- **Your instructions**
Would you print all of the entries exactly, please, but without their pictures?

--- --- ---

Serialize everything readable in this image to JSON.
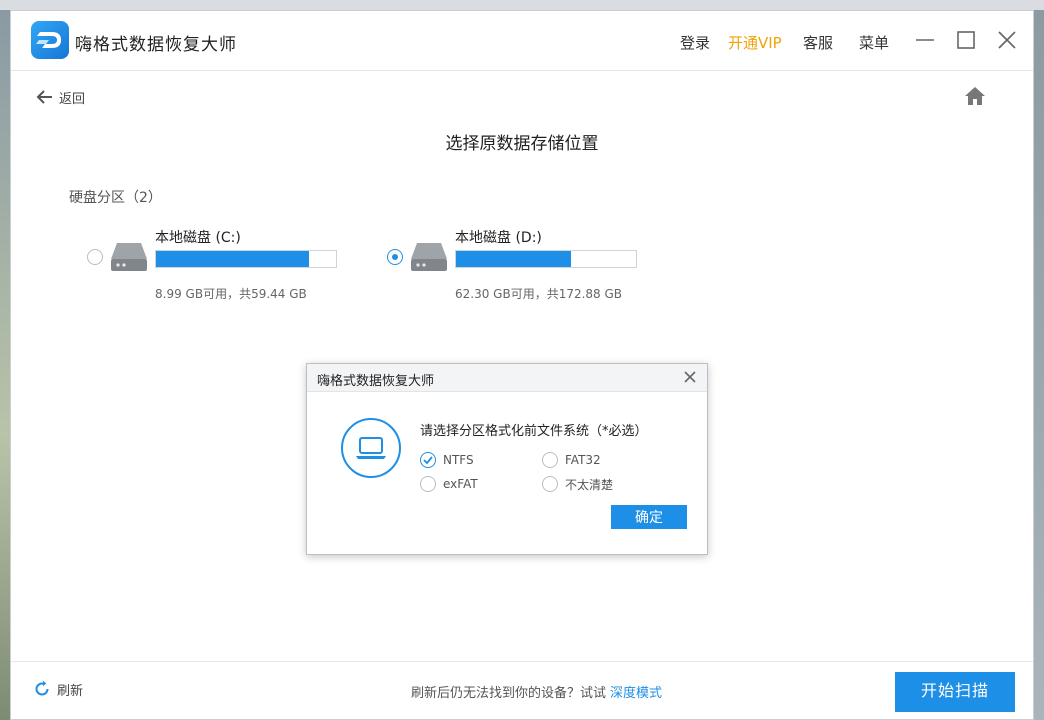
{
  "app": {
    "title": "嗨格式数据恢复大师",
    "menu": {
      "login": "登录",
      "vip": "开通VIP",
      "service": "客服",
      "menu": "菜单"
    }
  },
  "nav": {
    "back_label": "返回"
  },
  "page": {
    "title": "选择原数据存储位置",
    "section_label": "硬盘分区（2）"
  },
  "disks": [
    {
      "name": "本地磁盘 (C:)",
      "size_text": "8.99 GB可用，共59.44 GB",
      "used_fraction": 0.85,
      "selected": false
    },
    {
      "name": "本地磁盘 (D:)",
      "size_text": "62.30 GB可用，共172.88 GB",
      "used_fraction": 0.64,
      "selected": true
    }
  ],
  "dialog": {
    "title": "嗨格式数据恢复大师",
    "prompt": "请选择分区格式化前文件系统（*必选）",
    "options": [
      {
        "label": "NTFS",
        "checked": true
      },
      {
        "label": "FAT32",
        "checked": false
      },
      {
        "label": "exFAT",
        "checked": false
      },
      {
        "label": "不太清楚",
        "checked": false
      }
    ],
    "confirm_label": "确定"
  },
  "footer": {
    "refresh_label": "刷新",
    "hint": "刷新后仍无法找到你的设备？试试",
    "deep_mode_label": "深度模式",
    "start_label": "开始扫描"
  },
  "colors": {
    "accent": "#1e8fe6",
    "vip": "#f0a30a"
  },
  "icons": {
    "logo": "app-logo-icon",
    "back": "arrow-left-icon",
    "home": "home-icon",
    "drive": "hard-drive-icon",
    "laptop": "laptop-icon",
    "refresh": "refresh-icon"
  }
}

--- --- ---

- **Problem solution**
Serialize everything readable in this image to JSON.
{
  "app": {
    "title": "嗨格式数据恢复大师",
    "menu": {
      "login": "登录",
      "vip": "开通VIP",
      "service": "客服",
      "menu": "菜单"
    }
  },
  "nav": {
    "back_label": "返回"
  },
  "page": {
    "title": "选择原数据存储位置",
    "section_label": "硬盘分区（2）"
  },
  "disks": [
    {
      "name": "本地磁盘 (C:)",
      "size_text": "8.99 GB可用，共59.44 GB",
      "used_fraction": 0.85,
      "selected": false
    },
    {
      "name": "本地磁盘 (D:)",
      "size_text": "62.30 GB可用，共172.88 GB",
      "used_fraction": 0.64,
      "selected": true
    }
  ],
  "dialog": {
    "title": "嗨格式数据恢复大师",
    "prompt": "请选择分区格式化前文件系统（*必选）",
    "options": [
      {
        "label": "NTFS",
        "checked": true
      },
      {
        "label": "FAT32",
        "checked": false
      },
      {
        "label": "exFAT",
        "checked": false
      },
      {
        "label": "不太清楚",
        "checked": false
      }
    ],
    "confirm_label": "确定"
  },
  "footer": {
    "refresh_label": "刷新",
    "hint": "刷新后仍无法找到你的设备？试试",
    "deep_mode_label": "深度模式",
    "start_label": "开始扫描"
  },
  "colors": {
    "accent": "#1e8fe6",
    "vip": "#f0a30a"
  },
  "icons": {
    "logo": "app-logo-icon",
    "back": "arrow-left-icon",
    "home": "home-icon",
    "drive": "hard-drive-icon",
    "laptop": "laptop-icon",
    "refresh": "refresh-icon"
  }
}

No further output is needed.